### WHAT YOU HAVE TO DO
Word for word, reproduce the data that follows.

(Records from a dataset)

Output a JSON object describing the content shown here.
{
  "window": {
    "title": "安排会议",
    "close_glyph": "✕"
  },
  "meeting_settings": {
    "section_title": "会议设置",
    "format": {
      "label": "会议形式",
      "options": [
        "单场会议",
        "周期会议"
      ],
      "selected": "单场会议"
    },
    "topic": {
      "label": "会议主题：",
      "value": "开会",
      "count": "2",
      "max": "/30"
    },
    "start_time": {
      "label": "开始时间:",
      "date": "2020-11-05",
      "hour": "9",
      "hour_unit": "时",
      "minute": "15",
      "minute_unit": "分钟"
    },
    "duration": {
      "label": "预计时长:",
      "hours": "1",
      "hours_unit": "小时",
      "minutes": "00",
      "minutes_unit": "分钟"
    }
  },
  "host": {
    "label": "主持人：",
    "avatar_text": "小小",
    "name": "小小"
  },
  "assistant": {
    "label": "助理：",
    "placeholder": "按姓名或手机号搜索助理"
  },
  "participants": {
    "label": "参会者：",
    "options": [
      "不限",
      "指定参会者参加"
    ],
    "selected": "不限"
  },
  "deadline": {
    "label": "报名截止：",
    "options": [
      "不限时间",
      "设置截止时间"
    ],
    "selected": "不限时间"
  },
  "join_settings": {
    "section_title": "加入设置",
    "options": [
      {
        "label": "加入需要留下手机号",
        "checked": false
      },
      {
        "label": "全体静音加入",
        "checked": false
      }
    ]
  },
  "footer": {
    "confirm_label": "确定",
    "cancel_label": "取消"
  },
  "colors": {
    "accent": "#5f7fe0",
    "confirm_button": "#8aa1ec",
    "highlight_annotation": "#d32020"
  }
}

### YOUR SOLUTION
Output a JSON object describing the content shown here.
{
  "window": {
    "title": "安排会议",
    "close_glyph": "✕"
  },
  "meeting_settings": {
    "section_title": "会议设置",
    "format": {
      "label": "会议形式",
      "options": [
        "单场会议",
        "周期会议"
      ],
      "selected": "单场会议"
    },
    "topic": {
      "label": "会议主题：",
      "value": "开会",
      "count": "2",
      "max": "/30"
    },
    "start_time": {
      "label": "开始时间:",
      "date": "2020-11-05",
      "hour": "9",
      "hour_unit": "时",
      "minute": "15",
      "minute_unit": "分钟"
    },
    "duration": {
      "label": "预计时长:",
      "hours": "1",
      "hours_unit": "小时",
      "minutes": "00",
      "minutes_unit": "分钟"
    }
  },
  "host": {
    "label": "主持人：",
    "avatar_text": "小小",
    "name": "小小"
  },
  "assistant": {
    "label": "助理：",
    "placeholder": "按姓名或手机号搜索助理"
  },
  "participants": {
    "label": "参会者：",
    "options": [
      "不限",
      "指定参会者参加"
    ],
    "selected": "不限"
  },
  "deadline": {
    "label": "报名截止：",
    "options": [
      "不限时间",
      "设置截止时间"
    ],
    "selected": "不限时间"
  },
  "join_settings": {
    "section_title": "加入设置",
    "options": [
      {
        "label": "加入需要留下手机号",
        "checked": false
      },
      {
        "label": "全体静音加入",
        "checked": false
      }
    ]
  },
  "footer": {
    "confirm_label": "确定",
    "cancel_label": "取消"
  },
  "colors": {
    "accent": "#5f7fe0",
    "confirm_button": "#8aa1ec",
    "highlight_annotation": "#d32020"
  }
}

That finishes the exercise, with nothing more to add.